Our Top Ten Blog Posts by Readership in 2012
Originally published on August 28, 2012
Donor agency X has had a long history of working in Country A. Since the 1970s, the donor agency adapted its projects to be more participatory and has never looked back. Before starting a new project in the country, a project officer from the donor agency researched into international best practices, organized consultations in the country, and put together an action plan with the indicators to measure results. The project is now ready to be launched.
The donor agency works through a national NGO to organize the first community meeting in village B to start the project. The village is selected because it is close enough to the capital city but far away enough to be considered rural. (It turns out that this village is often selected for pilot projects.) The community is invited to a meeting in one of the village’s schools. On the day of the meeting, the room is filled with some familiar faces. The party leader, a local landowner, the school head teacher and even the factory boss are in attendance. The room looks fairly full, the discussion is active for the most part, and promises are made by all to keep the momentum going for the 3-year span of the project.
Perhaps the project officer is pleased with the turnout. Or he may ask himself, “where was the real community? The poorest of the poor? The youth? The women?” He may worry that the meeting did not include those in the community stand to benefit the most from the project. This scenario and the project officer’s ensuing dilemma is so common that it is typical fodder for this cynical but extremely funny aid workers blog. In fact, when development workers attempt to include the participation of the community into their projects, expectations of what the project and the community can jointly achieve are usually sky high. But in the long run, do these types of projects lead to empowered communities and less poverty or is it just a downward cycle that leads to a dead-end (until of course another similar project comes along).
The trend of community-level elites usurping control over development projects is a stubborn problem for projects that rely on community participation. Tanzania’s community-driven Social Action Fund program (TASAF) required communities to first fill out an application to have access to the program. This initial step immediately drew applicants that were “substantially wealthier and better educated than the national average.” Those who were politically well-connected benefitted the most from the program.
But when we investigate how the community feels about the elite that access these programs, the story is not so straightforward. In a case study from West Africa, a European NGO started working with a village association. After a period of working with the association to build its capacity in developing a better reporting standards, internal rules, clear objectives, etc.; the foreign NGO began the second phase of the project and disbursed funds to the association to start small community-driven projects. Despite these efforts, the NGO soon found that the leader of the association was taking large amounts of the money for his personal use. When the NGO withdrew support for the association, other association members defended the leader: ‘everybody around him benefited from the project and, if he benefited [much] more than the others, it is understandable because he is the leader’. The leader’s ability to gain access to these NGO funds on behalf of the community was much more important than the fact that the leader was cheating the larger community of resources that were meant for everyone.
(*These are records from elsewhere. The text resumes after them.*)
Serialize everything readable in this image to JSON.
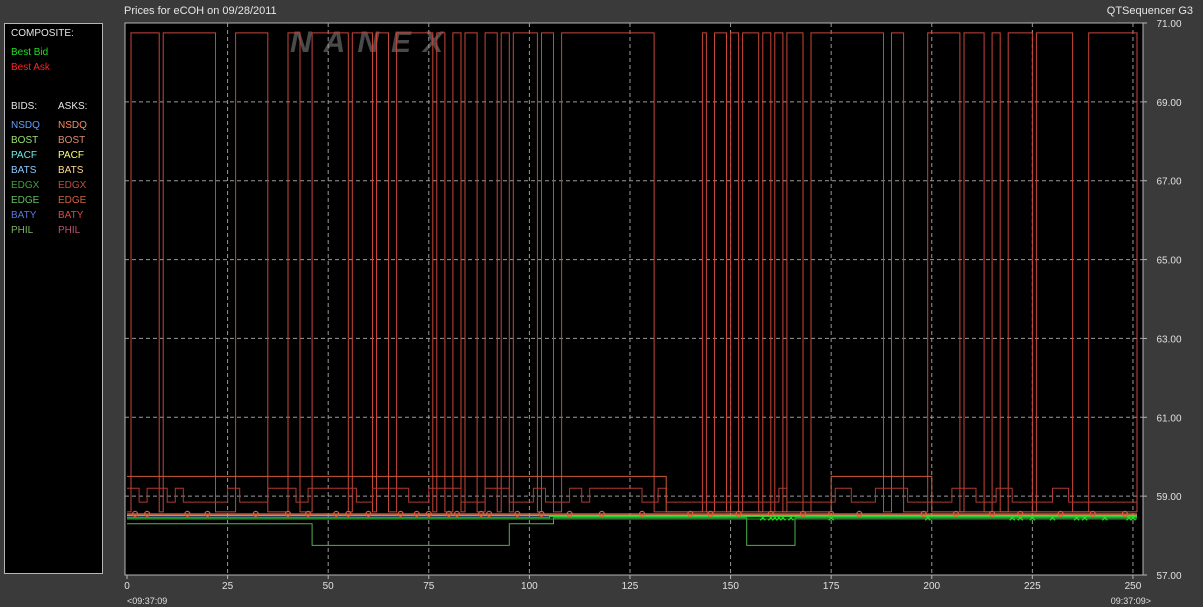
{
  "header": {
    "title": "Prices for  eCOH  on  09/28/2011",
    "product": "QTSequencer G3",
    "watermark": "NANEX"
  },
  "legend": {
    "composite_heading": "COMPOSITE:",
    "best_bid": "Best Bid",
    "best_ask": "Best Ask",
    "bids_heading": "BIDS:",
    "asks_heading": "ASKS:",
    "rows": [
      {
        "bid": "NSDQ",
        "ask": "NSDQ",
        "bid_color": "#5ea0ff",
        "ask_color": "#ff8a5a"
      },
      {
        "bid": "BOST",
        "ask": "BOST",
        "bid_color": "#9ae070",
        "ask_color": "#e08a70"
      },
      {
        "bid": "PACF",
        "ask": "PACF",
        "bid_color": "#6fe8e8",
        "ask_color": "#ffff70"
      },
      {
        "bid": "BATS",
        "ask": "BATS",
        "bid_color": "#8ec8ff",
        "ask_color": "#ffd890"
      },
      {
        "bid": "EDGX",
        "ask": "EDGX",
        "bid_color": "#40a040",
        "ask_color": "#c05038"
      },
      {
        "bid": "EDGE",
        "ask": "EDGE",
        "bid_color": "#60c060",
        "ask_color": "#d06048"
      },
      {
        "bid": "BATY",
        "ask": "BATY",
        "bid_color": "#5a78e0",
        "ask_color": "#e04848"
      },
      {
        "bid": "PHIL",
        "ask": "PHIL",
        "bid_color": "#80b060",
        "ask_color": "#c05070"
      }
    ],
    "colors": {
      "best_bid": "#22dd22",
      "best_ask": "#ff2222",
      "heading": "#e6e6e6"
    }
  },
  "time_labels": {
    "start": "<09:37:09",
    "end": "09:37:09>"
  },
  "chart_data": {
    "type": "line",
    "title": "Prices for  eCOH  on  09/28/2011",
    "xlim": [
      0,
      252
    ],
    "ylim": [
      57,
      71
    ],
    "x_ticks": [
      0,
      25,
      50,
      75,
      100,
      125,
      150,
      175,
      200,
      225,
      250
    ],
    "y_ticks": [
      57,
      59,
      61,
      63,
      65,
      67,
      69,
      71
    ],
    "y_tick_labels": [
      "57.00",
      "59.00",
      "61.00",
      "63.00",
      "65.00",
      "67.00",
      "69.00",
      "71.00"
    ],
    "grid": true,
    "series": [
      {
        "color": "#c8463a",
        "steps": [
          [
            0,
            58.6
          ],
          [
            1,
            70.75
          ],
          [
            8,
            58.6
          ],
          [
            9,
            70.75
          ],
          [
            22,
            58.6
          ],
          [
            27,
            70.75
          ],
          [
            35,
            58.6
          ],
          [
            40,
            70.75
          ],
          [
            43,
            58.6
          ],
          [
            46,
            70.75
          ],
          [
            55,
            58.6
          ],
          [
            56,
            70.75
          ],
          [
            61,
            58.6
          ],
          [
            62,
            70.75
          ],
          [
            65,
            58.6
          ],
          [
            67,
            70.75
          ],
          [
            76,
            58.6
          ],
          [
            77,
            70.75
          ],
          [
            79,
            58.6
          ],
          [
            81,
            70.75
          ],
          [
            83,
            58.6
          ],
          [
            84,
            70.75
          ],
          [
            87,
            58.6
          ],
          [
            89,
            70.75
          ],
          [
            92,
            58.6
          ],
          [
            93,
            70.75
          ],
          [
            95,
            58.6
          ],
          [
            96,
            70.75
          ],
          [
            102,
            58.6
          ],
          [
            103,
            70.75
          ],
          [
            106,
            58.6
          ],
          [
            108,
            70.75
          ],
          [
            131,
            58.6
          ],
          [
            140,
            58.6
          ],
          [
            142,
            58.6
          ],
          [
            143,
            70.75
          ],
          [
            144,
            58.6
          ],
          [
            146,
            70.75
          ],
          [
            149,
            58.6
          ],
          [
            150,
            70.75
          ],
          [
            152,
            58.6
          ],
          [
            153,
            70.75
          ],
          [
            157,
            58.6
          ],
          [
            158,
            70.75
          ],
          [
            160,
            58.6
          ],
          [
            161,
            70.75
          ],
          [
            163,
            58.6
          ],
          [
            164,
            70.75
          ],
          [
            168,
            58.6
          ],
          [
            170,
            70.75
          ],
          [
            188,
            58.6
          ],
          [
            190,
            70.75
          ],
          [
            193,
            58.6
          ],
          [
            199,
            70.75
          ],
          [
            207,
            58.6
          ],
          [
            208,
            70.75
          ],
          [
            213,
            58.6
          ],
          [
            215,
            70.75
          ],
          [
            217,
            58.6
          ],
          [
            219,
            70.75
          ],
          [
            225,
            58.6
          ],
          [
            226,
            70.75
          ],
          [
            235,
            58.6
          ],
          [
            239,
            70.75
          ],
          [
            251,
            58.6
          ]
        ]
      },
      {
        "color": "#b03a30",
        "steps": [
          [
            0,
            59.2
          ],
          [
            2,
            59.2
          ],
          [
            3,
            58.85
          ],
          [
            5,
            59.2
          ],
          [
            10,
            58.85
          ],
          [
            12,
            59.2
          ],
          [
            14,
            58.85
          ],
          [
            25,
            59.2
          ],
          [
            28,
            58.85
          ],
          [
            35,
            59.2
          ],
          [
            42,
            58.85
          ],
          [
            45,
            59.2
          ],
          [
            57,
            58.85
          ],
          [
            61,
            59.2
          ],
          [
            70,
            58.85
          ],
          [
            75,
            59.2
          ],
          [
            83,
            58.85
          ],
          [
            89,
            59.2
          ],
          [
            95,
            58.85
          ],
          [
            101,
            59.2
          ],
          [
            104,
            58.85
          ],
          [
            110,
            59.2
          ],
          [
            113,
            58.85
          ],
          [
            115,
            59.2
          ],
          [
            128,
            58.85
          ],
          [
            132,
            59.2
          ],
          [
            134,
            58.85
          ],
          [
            160,
            58.85
          ],
          [
            162,
            59.2
          ],
          [
            164,
            58.85
          ],
          [
            176,
            59.2
          ],
          [
            180,
            58.85
          ],
          [
            186,
            59.2
          ],
          [
            194,
            58.85
          ],
          [
            205,
            59.2
          ],
          [
            211,
            58.85
          ],
          [
            216,
            59.2
          ],
          [
            220,
            58.85
          ],
          [
            230,
            59.2
          ],
          [
            234,
            58.85
          ],
          [
            251,
            58.85
          ]
        ]
      },
      {
        "color": "#d05a3a",
        "steps": [
          [
            0,
            59.5
          ],
          [
            134,
            59.5
          ],
          [
            134,
            58.6
          ],
          [
            175,
            58.6
          ],
          [
            175,
            59.5
          ],
          [
            200,
            59.5
          ],
          [
            200,
            58.6
          ],
          [
            251,
            58.6
          ]
        ]
      },
      {
        "color": "#e06a40",
        "steps": [
          [
            0,
            58.55
          ],
          [
            251,
            58.55
          ]
        ]
      },
      {
        "color": "#ff8a5a",
        "steps": [
          [
            0,
            58.52
          ],
          [
            251,
            58.52
          ]
        ]
      },
      {
        "color": "#5ea0ff",
        "steps": [
          [
            0,
            58.5
          ],
          [
            251,
            58.5
          ]
        ]
      },
      {
        "color": "#22dd22",
        "steps": [
          [
            0,
            58.45
          ],
          [
            105,
            58.45
          ],
          [
            105,
            58.48
          ],
          [
            251,
            58.48
          ]
        ]
      },
      {
        "color": "#50b050",
        "steps": [
          [
            0,
            58.3
          ],
          [
            46,
            58.3
          ],
          [
            46,
            57.75
          ],
          [
            95,
            57.75
          ],
          [
            95,
            58.3
          ],
          [
            106,
            58.3
          ],
          [
            106,
            58.45
          ],
          [
            154,
            58.45
          ],
          [
            154,
            57.75
          ],
          [
            166,
            57.75
          ],
          [
            166,
            58.45
          ],
          [
            251,
            58.45
          ]
        ]
      },
      {
        "color": "#2ea02e",
        "steps": [
          [
            0,
            58.42
          ],
          [
            251,
            58.42
          ]
        ]
      }
    ],
    "ask_markers": {
      "color": "#e05a3a",
      "x": [
        2,
        5,
        15,
        20,
        32,
        40,
        45,
        52,
        55,
        60,
        68,
        72,
        75,
        80,
        82,
        88,
        90,
        97,
        103,
        110,
        118,
        128,
        140,
        145,
        152,
        160,
        168,
        175,
        182,
        198,
        206,
        215,
        222,
        232,
        240,
        248
      ]
    },
    "bid_markers": {
      "color": "#22dd22",
      "x": [
        158,
        160,
        161,
        162,
        163,
        165,
        175,
        199,
        220,
        222,
        225,
        230,
        236,
        238,
        243,
        249,
        250
      ]
    }
  }
}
Another example from India on community-based natural resource management tells an interesting story and provides some hope. A study on a village India found that while there was elite capture in the initial stages of a forestry project, it was eventually suppressed and led to some positive outcomes for the community. It is worth noting that the study spanned a period of 10 years, well-beyond typical project cycles.
In this case, the project heavily invested in creating durable, democratic local institutions from the onset. Forest protection committees, which included 2 members of each household from the village nominated members for the forest management committee. These committees established relationships with local government forestry agencies in order to sustainably manage the forest and allow the community to meet their livelihood needs at the same time. The forest management committee was mandated to have representation of socially marginalized groups and could only serve 3-year terms.
Elite capture and small acts of resistance: In the first three-year term, the elected committee chair was a man from the highest caste in the village and women who were elected to the committee sent their husbands to participate on their behalf. Based on rules created by the committee, the poorest villagers ended up paying an unequal amount of fines to the committee. However, those who were considered members of the lowest class of the community purposefully broke the rules that they deemed to be unfair.
Elite capture at its strongest: In the second three-year term, more people expressed interest in becoming the committee chairperson. The village leader nominated someone from his own political party and many were forced to obligingly support this candidate. Even though 2 of the 15 committee members boycotted this election process, the party-backed chairman was elected anyway. The second chairperson was not as transparent as the first and frequently bent the rules for his own party members. The number of women in the committee increased from two to eight from the first and second terms but their positions were still weak. The members from the lowest castes were not informed of meetings and could not participate regularly. The chair and other higher-caste members dominated decision-making.
Resistance grows and some breakthroughs: In the third term, the village leader again attempted to nominate someone from his party but community members who were not affiliated with his party organized against him and the election process was delayed for 6 months. Eventually, a local NGO mediated a process that led to elections and resulted in women and members of the lower castes to occupy leadership positions.
Many in the community were encouraged by these new shifts in power. But even at this stage and after a hard-won victory, the female chairperson still deferred to her husband as the de facto chairperson. Proving once again that one of the most stubborn problems in development remains in the realm of gender.
Photo Credit: Flickr user katepc